Stephen M. Bland is a freelance journalist, award-winning author, researcher and editor specialising in post-Soviet territories. His book on Central Asia was released in 2016, and he is currently putting the finishing touches to a book about the Caucasus.

OCA: Tell us about yourself and your work
SMB: My name is Stephen M. Bland; I’m a freelance journalist, author, researcher and editor specialising in Central Asia and the Caucasus. I first became interested in Central Asia when I visited the region on a whim in 2012. At the time, I was working on a novel based on the history of Laos, but within a few days of arriving in Kyrgyzstan, this project was shelved, and I fell in love with Central Asia.
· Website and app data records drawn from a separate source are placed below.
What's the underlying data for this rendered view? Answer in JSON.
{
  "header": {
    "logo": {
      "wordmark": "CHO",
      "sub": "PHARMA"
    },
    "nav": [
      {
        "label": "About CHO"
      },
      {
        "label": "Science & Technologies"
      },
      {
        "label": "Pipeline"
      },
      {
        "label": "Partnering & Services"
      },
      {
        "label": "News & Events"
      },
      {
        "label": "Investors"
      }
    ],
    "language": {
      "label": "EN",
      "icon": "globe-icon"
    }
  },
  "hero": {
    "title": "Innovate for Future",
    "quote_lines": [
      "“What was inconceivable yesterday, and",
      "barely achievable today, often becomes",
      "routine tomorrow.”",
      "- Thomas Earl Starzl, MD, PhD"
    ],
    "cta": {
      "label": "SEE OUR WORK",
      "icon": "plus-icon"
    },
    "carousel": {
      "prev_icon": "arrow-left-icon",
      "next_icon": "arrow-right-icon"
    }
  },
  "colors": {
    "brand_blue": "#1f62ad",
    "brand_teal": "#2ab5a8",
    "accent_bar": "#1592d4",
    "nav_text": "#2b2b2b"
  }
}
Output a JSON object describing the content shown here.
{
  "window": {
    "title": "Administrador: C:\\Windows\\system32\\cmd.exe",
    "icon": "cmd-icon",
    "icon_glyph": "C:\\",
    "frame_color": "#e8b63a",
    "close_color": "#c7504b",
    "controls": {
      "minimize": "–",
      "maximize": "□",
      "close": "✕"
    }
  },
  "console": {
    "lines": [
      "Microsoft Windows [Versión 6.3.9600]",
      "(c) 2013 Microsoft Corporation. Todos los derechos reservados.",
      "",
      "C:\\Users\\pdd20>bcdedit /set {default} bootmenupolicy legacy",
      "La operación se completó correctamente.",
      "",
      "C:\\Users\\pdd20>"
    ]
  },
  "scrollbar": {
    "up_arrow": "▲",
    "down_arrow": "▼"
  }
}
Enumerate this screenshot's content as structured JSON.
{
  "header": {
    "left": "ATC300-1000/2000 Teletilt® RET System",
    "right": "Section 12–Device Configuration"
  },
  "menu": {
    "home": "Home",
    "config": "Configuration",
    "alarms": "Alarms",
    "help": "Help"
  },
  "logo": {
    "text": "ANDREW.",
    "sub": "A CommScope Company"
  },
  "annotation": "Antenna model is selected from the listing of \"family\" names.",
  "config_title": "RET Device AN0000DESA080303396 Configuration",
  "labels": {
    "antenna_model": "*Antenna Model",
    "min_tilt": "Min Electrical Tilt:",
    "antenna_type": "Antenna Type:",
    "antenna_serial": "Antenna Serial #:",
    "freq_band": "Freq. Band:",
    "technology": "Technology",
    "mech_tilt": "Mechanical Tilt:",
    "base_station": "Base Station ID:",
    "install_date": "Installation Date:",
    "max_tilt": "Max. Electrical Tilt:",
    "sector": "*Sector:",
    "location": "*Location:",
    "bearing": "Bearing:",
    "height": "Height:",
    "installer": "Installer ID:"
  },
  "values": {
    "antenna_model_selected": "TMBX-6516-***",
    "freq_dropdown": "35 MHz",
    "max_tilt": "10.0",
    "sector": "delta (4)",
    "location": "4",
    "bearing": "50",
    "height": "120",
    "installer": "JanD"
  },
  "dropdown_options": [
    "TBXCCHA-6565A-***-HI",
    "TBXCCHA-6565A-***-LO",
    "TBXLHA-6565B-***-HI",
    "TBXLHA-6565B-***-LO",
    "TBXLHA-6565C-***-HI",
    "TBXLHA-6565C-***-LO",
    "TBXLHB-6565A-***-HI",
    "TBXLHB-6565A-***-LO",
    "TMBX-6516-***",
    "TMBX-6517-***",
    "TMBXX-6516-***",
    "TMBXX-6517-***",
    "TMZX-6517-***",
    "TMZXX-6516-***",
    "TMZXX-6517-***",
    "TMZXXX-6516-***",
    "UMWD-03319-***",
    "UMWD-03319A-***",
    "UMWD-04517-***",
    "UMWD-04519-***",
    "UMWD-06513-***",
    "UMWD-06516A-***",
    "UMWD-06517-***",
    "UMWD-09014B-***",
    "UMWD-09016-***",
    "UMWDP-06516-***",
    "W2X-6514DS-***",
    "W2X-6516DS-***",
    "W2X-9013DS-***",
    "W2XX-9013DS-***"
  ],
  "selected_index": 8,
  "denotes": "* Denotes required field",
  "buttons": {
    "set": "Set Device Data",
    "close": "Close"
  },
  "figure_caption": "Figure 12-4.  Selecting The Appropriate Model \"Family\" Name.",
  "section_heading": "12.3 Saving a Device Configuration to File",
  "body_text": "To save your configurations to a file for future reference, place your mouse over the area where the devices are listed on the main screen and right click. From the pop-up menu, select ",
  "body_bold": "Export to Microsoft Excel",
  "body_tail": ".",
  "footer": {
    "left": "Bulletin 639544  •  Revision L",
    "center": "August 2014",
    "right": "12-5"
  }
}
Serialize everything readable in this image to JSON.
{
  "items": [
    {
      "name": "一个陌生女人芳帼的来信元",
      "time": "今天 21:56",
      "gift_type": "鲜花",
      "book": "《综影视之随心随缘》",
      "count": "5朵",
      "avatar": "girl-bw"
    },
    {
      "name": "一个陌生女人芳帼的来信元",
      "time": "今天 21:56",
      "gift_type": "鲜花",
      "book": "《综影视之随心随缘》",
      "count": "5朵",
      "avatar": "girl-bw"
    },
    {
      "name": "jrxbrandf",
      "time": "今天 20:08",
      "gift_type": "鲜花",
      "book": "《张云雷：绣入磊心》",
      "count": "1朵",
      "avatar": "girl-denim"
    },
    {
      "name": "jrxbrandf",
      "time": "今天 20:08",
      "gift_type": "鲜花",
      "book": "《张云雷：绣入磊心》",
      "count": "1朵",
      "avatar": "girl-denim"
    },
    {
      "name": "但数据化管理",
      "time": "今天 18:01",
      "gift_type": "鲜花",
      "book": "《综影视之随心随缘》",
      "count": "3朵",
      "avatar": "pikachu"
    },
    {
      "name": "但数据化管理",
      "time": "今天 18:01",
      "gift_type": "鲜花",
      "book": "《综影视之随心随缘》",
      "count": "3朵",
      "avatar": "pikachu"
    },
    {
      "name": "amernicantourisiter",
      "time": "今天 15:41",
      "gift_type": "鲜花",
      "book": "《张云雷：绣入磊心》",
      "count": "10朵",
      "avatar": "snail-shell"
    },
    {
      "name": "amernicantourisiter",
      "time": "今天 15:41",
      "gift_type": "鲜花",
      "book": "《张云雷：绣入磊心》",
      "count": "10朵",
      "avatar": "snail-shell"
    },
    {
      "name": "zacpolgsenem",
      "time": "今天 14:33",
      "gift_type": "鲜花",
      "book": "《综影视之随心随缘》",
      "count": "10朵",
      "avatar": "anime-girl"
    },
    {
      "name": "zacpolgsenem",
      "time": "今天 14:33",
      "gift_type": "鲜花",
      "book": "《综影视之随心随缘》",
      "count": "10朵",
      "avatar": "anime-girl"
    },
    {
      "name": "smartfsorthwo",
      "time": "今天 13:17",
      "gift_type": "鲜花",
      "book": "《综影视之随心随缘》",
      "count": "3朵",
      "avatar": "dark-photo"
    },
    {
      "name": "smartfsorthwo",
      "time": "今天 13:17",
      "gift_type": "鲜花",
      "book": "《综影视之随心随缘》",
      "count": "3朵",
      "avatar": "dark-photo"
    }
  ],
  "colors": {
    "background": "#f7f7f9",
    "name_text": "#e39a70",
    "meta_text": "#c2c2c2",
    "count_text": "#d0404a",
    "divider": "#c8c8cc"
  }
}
I spent the next three years travelling there as often as I could, the end result of which was my book, Does it Yurt? Travels in Central Asia or How I Came to Love the Stans, a mix of travel, history and reportage exploring the rich heritage, politic landscape and the stories of the people and places of these fascinating lands.

Writing about post-Soviet space, I found there was an appetite for articles on these countries which are often under-represented in the Western media. Back in 2012, Kyrgyzstan was the first former Soviet Republic I visited, now I’ve been to all of them multiple times, penning pieces ranging from history and travel to news stories and investigative reporting on environmental issues, oligarchs and financial crime. It became my niche. Now, in addition to writing about the region, I also research and edit reports on and books by authors from these countries, which can be rewarding in itself.

OCA: What is it that draws you to post-Soviet territories and what are you working on now?
SMB: I find the diversity, the pace of change and the way these nations are looking to forge their identities, which were submerged for so long, fascinating. Lingering spectres from Soviet times continue to clash against the pressures of modernity as each of these unique lands attempts to shape itself in the twenty-first century, often by delving into its past. As the actor Volodymyr Zelenskiy, who played the president in a Ukrainian TV comedy before becoming president of the country in a landslide victory despite having announced no policies said: ‘in post-Soviet countries… everything is possible.’

I’m currently working on a book about the Caucasus, which serves as a prime example. Since the collapse of the USSR, the three traumatised nations and three breakaway republics that make up Transcaucasia have seen three inter-regional wars, at least two – arguably more – dictators, two revolutions, two coup d’états and one civil war. Despite being a small region, the Caucasus are incredibly diverse, and from the culturally Persian desert towns of Southern Azerbaijan to the remote mountain communities of Georgia, local traditions and superstitions remain deeply ingrained. In Baku, for example, people still pray at a shrine dedicated to the purportedly supernatural Mir Mövsüm, a man more commonly known as the “Meat Lord” and said to have been born without bones. In Georgia, meanwhile, as the likely birthplace of wine and the nation with the largest diversity of wine in the world, the tradition of the tamada – the toastmaster at feasts – dates back to time immemorial.

Attitudes to the Soviet-era are also interesting. When officials attempted to remove a statue of “Uncle Joe” from outside the Stalin Museum in his hometown of Gori in 2010, they met with stiff resistance. So, besides its physical manifestations, in certain aspects the USSR continues to endure in hearts and minds.

OCA: What does the Eurasian Creative Guild mean to you?
SMB: At a time when many governments seem intent on exacerbating divisions, the ECG is important as a body bringing together people from across Europe and Asia. It is a space in which to share cultural heritage and expand our understanding. It also serves as a vehicle for making contacts with others working in a broad range of arts, and for that it should be applauded.